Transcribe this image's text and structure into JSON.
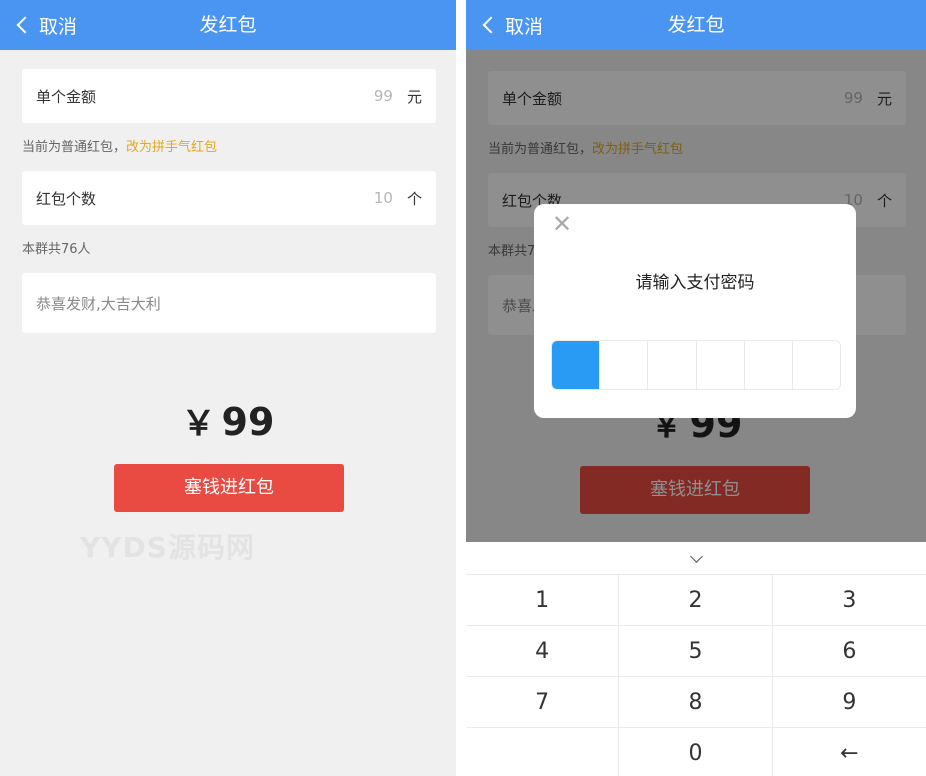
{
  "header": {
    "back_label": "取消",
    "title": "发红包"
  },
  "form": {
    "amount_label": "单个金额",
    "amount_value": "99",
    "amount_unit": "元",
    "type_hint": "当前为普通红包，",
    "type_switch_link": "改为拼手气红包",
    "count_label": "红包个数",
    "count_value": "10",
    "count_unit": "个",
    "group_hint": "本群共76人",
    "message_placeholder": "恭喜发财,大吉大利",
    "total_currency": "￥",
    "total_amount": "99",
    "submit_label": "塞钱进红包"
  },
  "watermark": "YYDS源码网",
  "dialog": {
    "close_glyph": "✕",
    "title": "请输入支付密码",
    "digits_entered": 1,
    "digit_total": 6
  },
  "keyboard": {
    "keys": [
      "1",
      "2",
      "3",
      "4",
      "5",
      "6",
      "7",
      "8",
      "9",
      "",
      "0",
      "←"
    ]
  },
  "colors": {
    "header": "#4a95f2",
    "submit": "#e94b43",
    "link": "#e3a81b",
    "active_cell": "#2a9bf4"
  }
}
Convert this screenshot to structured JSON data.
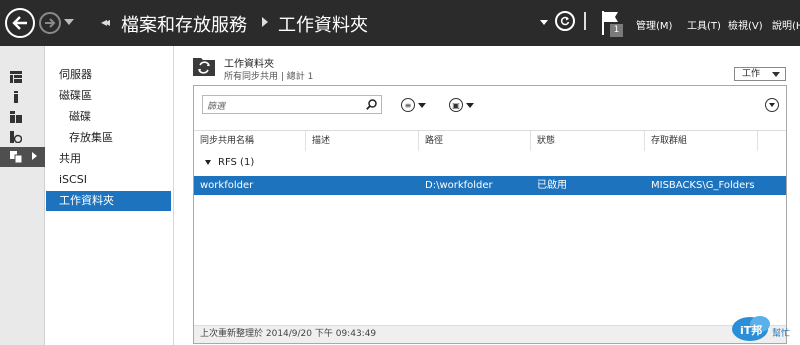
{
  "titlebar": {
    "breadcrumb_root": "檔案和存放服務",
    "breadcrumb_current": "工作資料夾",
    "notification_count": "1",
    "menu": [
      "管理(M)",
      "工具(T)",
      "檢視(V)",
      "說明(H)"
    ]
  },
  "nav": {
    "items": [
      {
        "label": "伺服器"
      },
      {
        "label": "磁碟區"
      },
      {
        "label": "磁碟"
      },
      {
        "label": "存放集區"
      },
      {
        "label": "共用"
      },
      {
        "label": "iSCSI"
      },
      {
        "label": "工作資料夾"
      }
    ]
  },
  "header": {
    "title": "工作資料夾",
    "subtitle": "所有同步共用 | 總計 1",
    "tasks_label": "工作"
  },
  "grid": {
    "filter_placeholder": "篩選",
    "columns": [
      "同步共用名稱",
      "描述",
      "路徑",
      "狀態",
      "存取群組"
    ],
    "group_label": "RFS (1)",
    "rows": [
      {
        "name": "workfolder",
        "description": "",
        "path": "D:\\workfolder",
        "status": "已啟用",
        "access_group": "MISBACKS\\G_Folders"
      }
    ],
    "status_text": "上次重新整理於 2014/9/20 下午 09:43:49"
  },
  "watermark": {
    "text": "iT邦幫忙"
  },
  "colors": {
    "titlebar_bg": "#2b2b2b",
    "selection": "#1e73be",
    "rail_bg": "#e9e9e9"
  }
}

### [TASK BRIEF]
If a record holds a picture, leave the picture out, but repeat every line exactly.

### [SOLUTION FOR THIS EXERCISE]
Transcribe this image's text and structure into JSON.
{
  "header": {
    "back_label": "取消",
    "title": "发红包"
  },
  "form": {
    "amount_label": "单个金额",
    "amount_value": "99",
    "amount_unit": "元",
    "type_hint": "当前为普通红包，",
    "type_switch_link": "改为拼手气红包",
    "count_label": "红包个数",
    "count_value": "10",
    "count_unit": "个",
    "group_hint": "本群共76人",
    "message_placeholder": "恭喜发财,大吉大利",
    "total_currency": "￥",
    "total_amount": "99",
    "submit_label": "塞钱进红包"
  },
  "watermark": "YYDS源码网",
  "dialog": {
    "close_glyph": "✕",
    "title": "请输入支付密码",
    "digits_entered": 1,
    "digit_total": 6
  },
  "keyboard": {
    "keys": [
      "1",
      "2",
      "3",
      "4",
      "5",
      "6",
      "7",
      "8",
      "9",
      "",
      "0",
      "←"
    ]
  },
  "colors": {
    "header": "#4a95f2",
    "submit": "#e94b43",
    "link": "#e3a81b",
    "active_cell": "#2a9bf4"
  }
}
Convert this screenshot to structured JSON data.
{
  "titlebar": {
    "breadcrumb_root": "檔案和存放服務",
    "breadcrumb_current": "工作資料夾",
    "notification_count": "1",
    "menu": [
      "管理(M)",
      "工具(T)",
      "檢視(V)",
      "說明(H)"
    ]
  },
  "nav": {
    "items": [
      {
        "label": "伺服器"
      },
      {
        "label": "磁碟區"
      },
      {
        "label": "磁碟"
      },
      {
        "label": "存放集區"
      },
      {
        "label": "共用"
      },
      {
        "label": "iSCSI"
      },
      {
        "label": "工作資料夾"
      }
    ]
  },
  "header": {
    "title": "工作資料夾",
    "subtitle": "所有同步共用 | 總計 1",
    "tasks_label": "工作"
  },
  "grid": {
    "filter_placeholder": "篩選",
    "columns": [
      "同步共用名稱",
      "描述",
      "路徑",
      "狀態",
      "存取群組"
    ],
    "group_label": "RFS (1)",
    "rows": [
      {
        "name": "workfolder",
        "description": "",
        "path": "D:\\workfolder",
        "status": "已啟用",
        "access_group": "MISBACKS\\G_Folders"
      }
    ],
    "status_text": "上次重新整理於 2014/9/20 下午 09:43:49"
  },
  "watermark": {
    "text": "iT邦幫忙"
  },
  "colors": {
    "titlebar_bg": "#2b2b2b",
    "selection": "#1e73be",
    "rail_bg": "#e9e9e9"
  }
}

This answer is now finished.